privatization process took place in 1990-ies, the government is still in possession of many enterprises in various sectors, including the biggest bank in the country PKO BP.. These companies, which receive direct or indirect funding from the state, operate at variable levels of efficiency. A new plan for further privatizations in the sectors where the involvement of the state is not necessary has been prepared. It is envisaged to use funds received for lowering the fiscal deficit.
Business regulation is overall oriented towards positive business climate. Starting a business is not as quick and easy as in many other countries in the EU, but it is not a major obstacle either, to the setting up of new business ventures. The main problem lies in the administrative requirements of conducting daily operations, which involves sometime unnecessary, lengthy and expensive procedures, all of which incurs significant costs on businesses. Obtaining a construction permit, or getting electricity, are two examples of processes with expensive and long procedures.

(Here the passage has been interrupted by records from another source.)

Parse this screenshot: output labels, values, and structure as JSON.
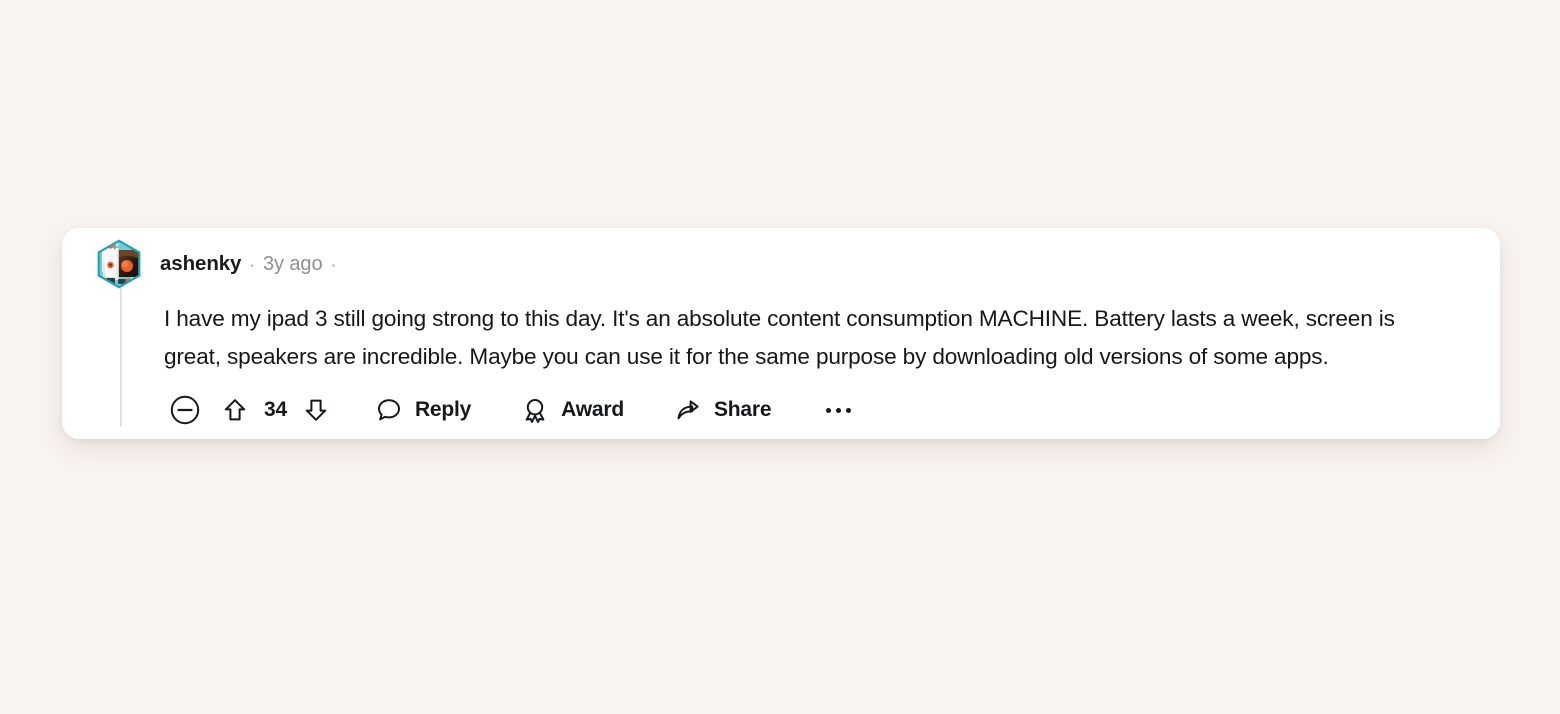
{
  "theme": {
    "page_background": "#faf4f0",
    "card_background": "#ffffff",
    "text_primary": "#15181a",
    "text_muted": "#8b9096",
    "thread_line": "#e3e1df"
  },
  "comment": {
    "author": "ashenky",
    "separator_left": "·",
    "timestamp": "3y ago",
    "separator_right": "·",
    "avatar_icon": "hexagon-astronaut-avatar",
    "body": "I have my ipad 3 still going strong to this day. It's an absolute content consumption MACHINE. Battery lasts a week, screen is great, speakers are incredible. Maybe you can use it for the same purpose by downloading old versions of some apps.",
    "actions": {
      "collapse": {
        "icon": "minus-circle-icon",
        "label": ""
      },
      "upvote": {
        "icon": "upvote-arrow-icon",
        "label": ""
      },
      "score": "34",
      "downvote": {
        "icon": "downvote-arrow-icon",
        "label": ""
      },
      "reply": {
        "icon": "comment-bubble-icon",
        "label": "Reply"
      },
      "award": {
        "icon": "award-rosette-icon",
        "label": "Award"
      },
      "share": {
        "icon": "share-arrow-icon",
        "label": "Share"
      },
      "more": {
        "icon": "ellipsis-icon",
        "label": ""
      }
    }
  }
}
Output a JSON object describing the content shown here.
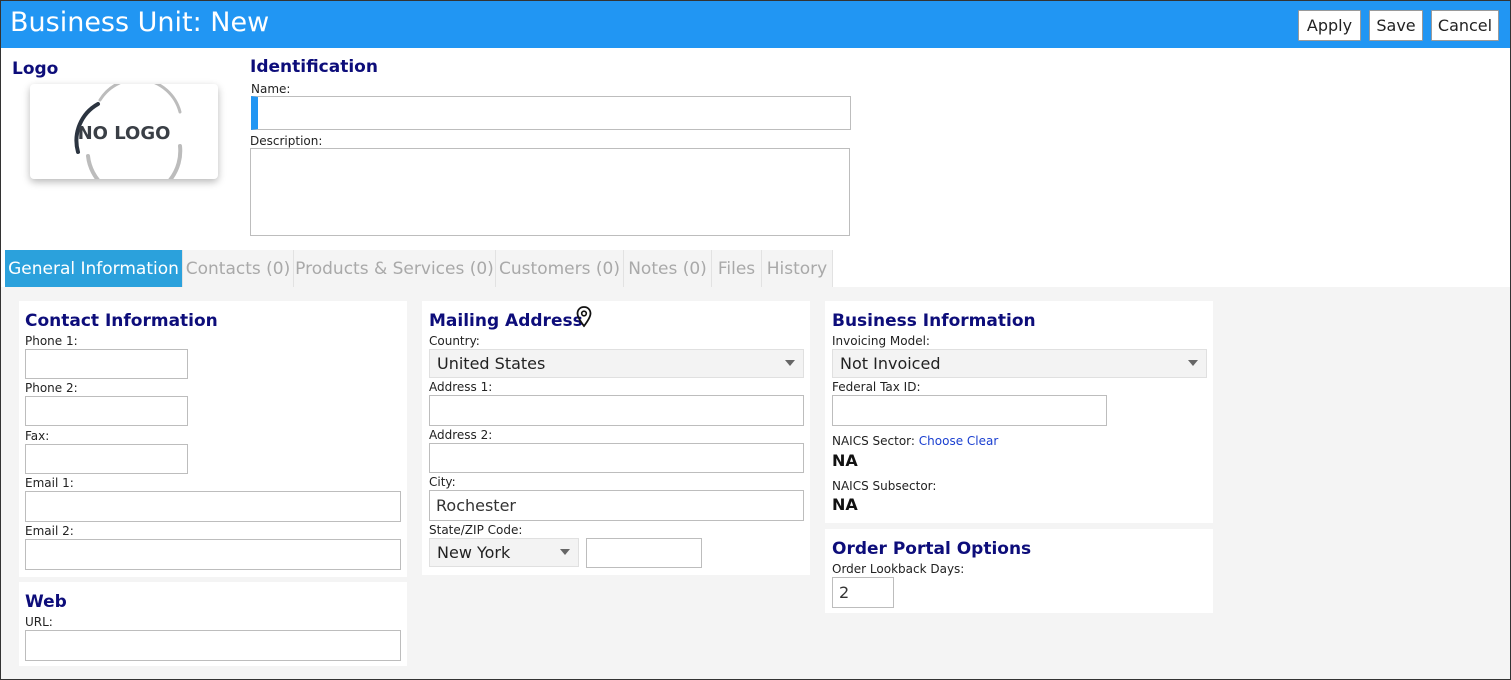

Licensing restrictions in certain professions and industries are present, lowering competition by providing obstacles to entry. Tax procedures are also complicated to comply with. Labour regulation is mostly flexible when
it comes to temporary contracts: working hours are not rigid due to possible longer workweek in case of increased workload although the maximum number of workdays is set relatively low. Notice periods and severance pay increase with the year in tenure, making more experienced workers more secure in their workplace, but also harder to be employed once in the labour market. Priority rules in the redundancy process and reassignment / retraining obligation and priority rules of employment make the process of hiring and firing complicated.
Being a member of the EU, Poland is a part of its common market and applies its common trade policy. Tariffs are low (simple average tariff is set at 5.47% and most of products have either lower tariffs or none at all, excluding the agriculture products). Capital controls introduced by the National bank of Poland to stop the inflow of short-term capital at the offset of the financial crisis are still present. Documentation for the international trade is not burdensome, however the process of standardization and certification for the imports of goods from non-EU countries is complicated and it incurs costs. Good public infrastructure makes transportation costs of goods low, fostering trade. Major market for Polish products is the EU, most notably Germany and Czech Republic. The Russian
Federation is another important trade partner, whereby the restrictions on trade imposed by the Russian government due to the armed conflict in Ukraine have damaged Polish agriculture export.